June 6th, 2006, 01:08 PM
Thanks for the info John, had a length read of the PUWER information there and was quite surprised. I've identified as many of the risks as i feel i possibly can (most if not all were already done by the automation company). I would really appreciate your input over this matter as a second opinion is always good :)

The entire production cell is guarded with all moving parts enclosed within the perimeter fence which is approximately 8ft tall and is flush to the floor. There are only two possible entrances into the guarding, one of which is through the pallet conveyor (which is linked into the E-stop circuit) and the other is via a door protected with a fortress interlock key. The injection moulding machine is flush to the side of the cell with the rear guard switches overriden but the fortess key interlock is hard-wired into the moulding machine emergency stop circuit, in addition a switch is to be installed to inform the robot that the rear guard of the moulding machine is fully open to prevent robot collision but i do not believe that this is relevant to the safe operation of the equipment. In addition i am planning to use a Pilz Estop relay to remove 24V control voltage and directly interrupt supply to all PLC outputs effectively removing power from all contactors and valves with the addition of a contactor that is latched in when the reset is pressed in addition to resetting the Pilz that drops out with the Estop relay to remove 3 phase supply to the motor contactors for the conveyors hence protecting in the event that one of the motor contactors sticks in. The E-stop relay will also interrupt the robot emergency stop circuit with the exception of the second key (normally locked in the door) being used in the teach key position on the robot which will E-stop the entire cell with the exception of the robot which can still operate at safety speed provided a deadman switch is being operated on the robot pendant. The only devices that will maintain power during an E-stop or guard open condition are the vacuum circuits on the robot which are required to prevent the moulding falling and i believe is normal practise used for this type of robot application.

I think that this should comply with the relevant regulations but do you think there is anything i may have overlooked or fallen short with? As this is probably my biggest project to date i really just dont want anything to go hideously wrong.

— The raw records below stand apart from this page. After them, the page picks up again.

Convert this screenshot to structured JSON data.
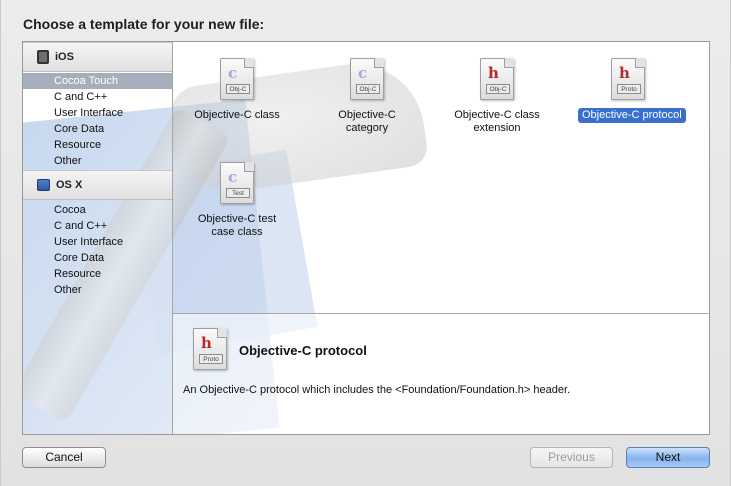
{
  "dialog": {
    "heading": "Choose a template for your new file:"
  },
  "sidebar": {
    "ios": {
      "title": "iOS",
      "items": [
        "Cocoa Touch",
        "C and C++",
        "User Interface",
        "Core Data",
        "Resource",
        "Other"
      ],
      "selected_index": 0
    },
    "osx": {
      "title": "OS X",
      "items": [
        "Cocoa",
        "C and C++",
        "User Interface",
        "Core Data",
        "Resource",
        "Other"
      ]
    }
  },
  "templates": [
    {
      "label": "Objective-C class",
      "icon_tag": "Obj-C",
      "glyph": "c"
    },
    {
      "label": "Objective-C\ncategory",
      "icon_tag": "Obj-C",
      "glyph": "c"
    },
    {
      "label": "Objective-C class\nextension",
      "icon_tag": "Obj-C",
      "glyph": "h"
    },
    {
      "label": "Objective-C protocol",
      "icon_tag": "Proto",
      "glyph": "h",
      "selected": true
    },
    {
      "label": "Objective-C test\ncase class",
      "icon_tag": "Test",
      "glyph": "c"
    }
  ],
  "description": {
    "title": "Objective-C protocol",
    "icon_tag": "Proto",
    "glyph": "h",
    "text": "An Objective-C protocol which includes the <Foundation/Foundation.h> header."
  },
  "buttons": {
    "cancel": "Cancel",
    "previous": "Previous",
    "next": "Next"
  },
  "colors": {
    "selection": "#3a6fd2",
    "primary_button": "#87b2ee",
    "sidebar_selection": "#a6adbb"
  }
}
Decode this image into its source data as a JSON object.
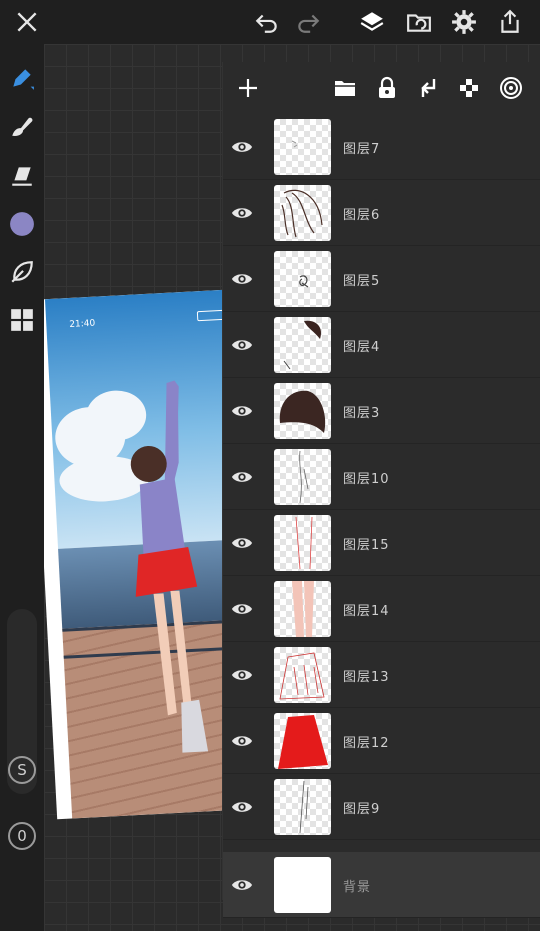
{
  "canvas": {
    "background_color": "#2b2b2b",
    "grid_color": "#353535"
  },
  "topbar": {
    "icons": [
      "close-icon",
      "undo-icon",
      "redo-icon",
      "layers-icon",
      "gallery-icon",
      "settings-icon",
      "share-icon"
    ]
  },
  "left_toolbar": {
    "tools": [
      "pen-icon",
      "smudge-icon",
      "eraser-icon",
      "color-swatch",
      "leaf-brush-icon",
      "grid-view-icon"
    ],
    "current_color": "#8b86c4",
    "accent_color": "#3a8fe0",
    "s_button_label": "S",
    "zero_button_label": "0"
  },
  "artwork": {
    "status_time": "21:40"
  },
  "layers_panel": {
    "toolbar_icons": [
      "add-layer-icon",
      "folder-icon",
      "lock-icon",
      "merge-down-icon",
      "alpha-lock-icon",
      "reference-icon"
    ],
    "layers": [
      {
        "name": "图层7",
        "thumb": "sketch"
      },
      {
        "name": "图层6",
        "thumb": "hair-lines"
      },
      {
        "name": "图层5",
        "thumb": "small-scribble"
      },
      {
        "name": "图层4",
        "thumb": "hair-tip"
      },
      {
        "name": "图层3",
        "thumb": "hair-dark"
      },
      {
        "name": "图层10",
        "thumb": "thin-lines"
      },
      {
        "name": "图层15",
        "thumb": "red-lines"
      },
      {
        "name": "图层14",
        "thumb": "skin-legs"
      },
      {
        "name": "图层13",
        "thumb": "red-skirt-lines"
      },
      {
        "name": "图层12",
        "thumb": "red-skirt"
      },
      {
        "name": "图层9",
        "thumb": "leg-lines"
      },
      {
        "name": "背景",
        "thumb": "white",
        "selected": true
      }
    ]
  }
}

EDIT - forgot to add that I am planning to train the equipment operators on preforming daily equipment safety checks including verification that all the E-Stops are working as well as light barriers and fortress key switch in addition to our existing moulding machine daily safety checks which are already performed. Also forgot to mention that all pneumatic equipment (including moving parts of the robot tooling) are supplied via cut-off valves controlled by the Estop circuit with a separate permanent air supply to the vacuum circuits

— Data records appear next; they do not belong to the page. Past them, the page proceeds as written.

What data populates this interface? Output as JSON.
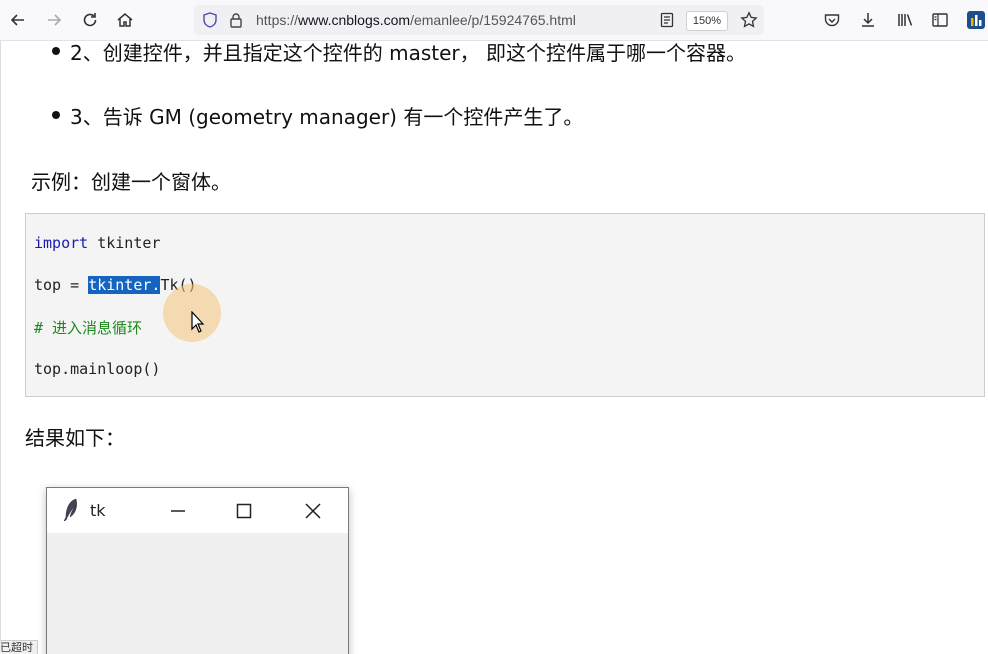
{
  "browser": {
    "url_scheme": "https://",
    "url_host": "www.cnblogs.com",
    "url_path": "/emanlee/p/15924765.html",
    "zoom": "150%"
  },
  "article": {
    "bullets": [
      "2、创建控件，并且指定这个控件的 master， 即这个控件属于哪一个容器。",
      "3、告诉 GM (geometry manager) 有一个控件产生了。"
    ],
    "example_label": "示例：创建一个窗体。",
    "code": {
      "line1_kw": "import",
      "line1_rest": " tkinter",
      "line2_pre": "top = ",
      "line2_sel": "tkinter.",
      "line2_post": "Tk()",
      "line3": "# 进入消息循环",
      "line4": "top.mainloop()"
    },
    "result_label": "结果如下："
  },
  "tk_window": {
    "title": "tk"
  },
  "status_text": "已超时"
}
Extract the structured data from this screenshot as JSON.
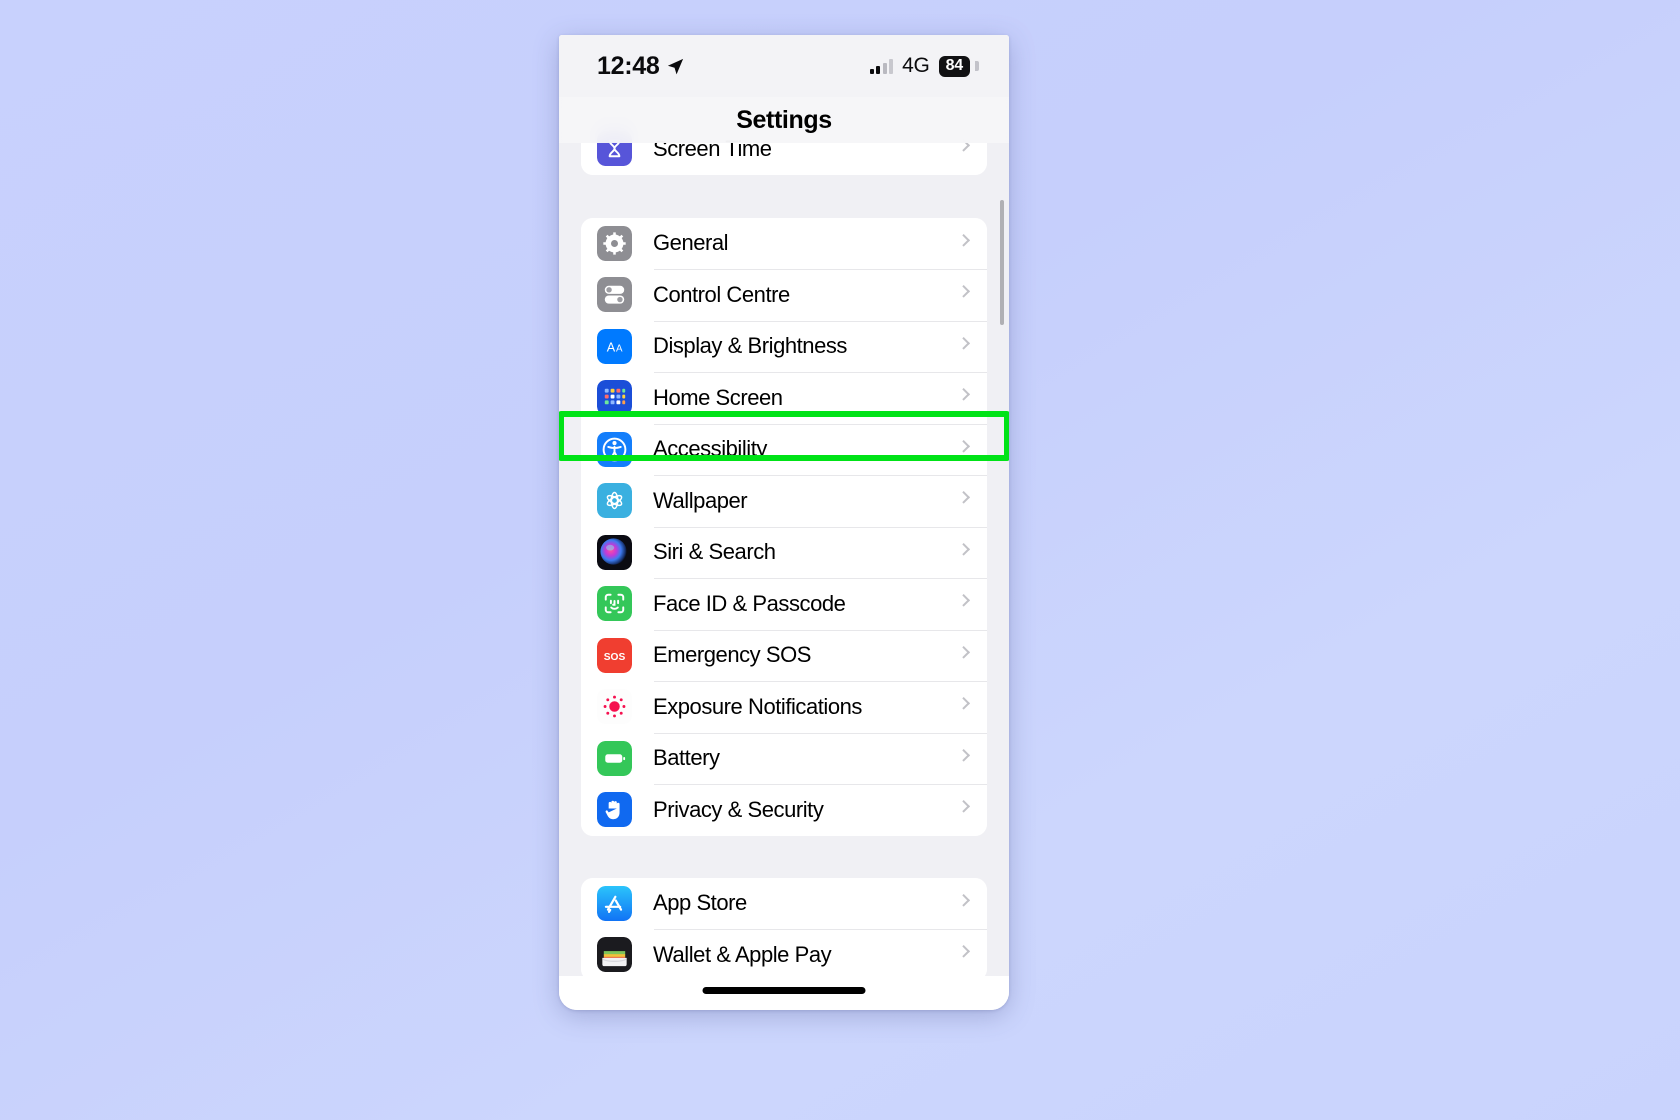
{
  "status_bar": {
    "time": "12:48",
    "location_icon": "location-arrow-icon",
    "signal_icon": "cellular-bars-icon",
    "network": "4G",
    "battery_percent": "84"
  },
  "nav": {
    "title": "Settings"
  },
  "groups": [
    {
      "name": "clipped-group",
      "rows": [
        {
          "label": "Screen Time",
          "icon": "screen-time-icon"
        }
      ]
    },
    {
      "name": "system-group",
      "rows": [
        {
          "label": "General",
          "icon": "gear-icon"
        },
        {
          "label": "Control Centre",
          "icon": "control-centre-icon"
        },
        {
          "label": "Display & Brightness",
          "icon": "display-brightness-icon"
        },
        {
          "label": "Home Screen",
          "icon": "home-screen-icon"
        },
        {
          "label": "Accessibility",
          "icon": "accessibility-icon"
        },
        {
          "label": "Wallpaper",
          "icon": "wallpaper-icon"
        },
        {
          "label": "Siri & Search",
          "icon": "siri-icon"
        },
        {
          "label": "Face ID & Passcode",
          "icon": "face-id-icon"
        },
        {
          "label": "Emergency SOS",
          "icon": "sos-icon"
        },
        {
          "label": "Exposure Notifications",
          "icon": "exposure-notifications-icon"
        },
        {
          "label": "Battery",
          "icon": "battery-icon"
        },
        {
          "label": "Privacy & Security",
          "icon": "privacy-hand-icon"
        }
      ]
    },
    {
      "name": "store-group",
      "rows": [
        {
          "label": "App Store",
          "icon": "app-store-icon"
        },
        {
          "label": "Wallet & Apple Pay",
          "icon": "wallet-icon"
        }
      ]
    }
  ],
  "highlight": {
    "target_label": "Accessibility",
    "color": "#00e317"
  },
  "colors": {
    "page_background": "#c8d1fd",
    "list_background": "#f0f0f4",
    "row_background": "#ffffff",
    "separator": "#e7e7ea",
    "chevron": "#c2c2c7",
    "label_text": "#000000"
  }
}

June 6th, 2006, 03:48 PM
It sounds as if you are on the right lines, I would say that this type of machine will need a control category 3 e-stop and interlock system. The light curtains will probably be cat 3 as will the pilz relay, cat 3 requires that a single fault will not result in a hazardous situation and that as far as possible that fault is detected. This in practice means using dual redundant circuits, i.e. e-stops and interlock switches with 2 seperate channels to the pilz relay. The most common design failure here is not to use redundant outputs. If you are switching a 3 phase supply then you need 2 contactors in series with the NC auxilliaries in the pilz relay feed back loop. If you go to the Pilz web site and download the Pilz Safety Book it will show you how this is done.
I am going to do a risk assessment on a large assembly line for a multi-national company with similar arrangements as yours, so it is a common system.

June 7th, 2006, 03:47 AM
Thanks John, I've had a look at the Pilz website and decided to fit a PNOZ X2.1 as this seems quite well suited to the task :)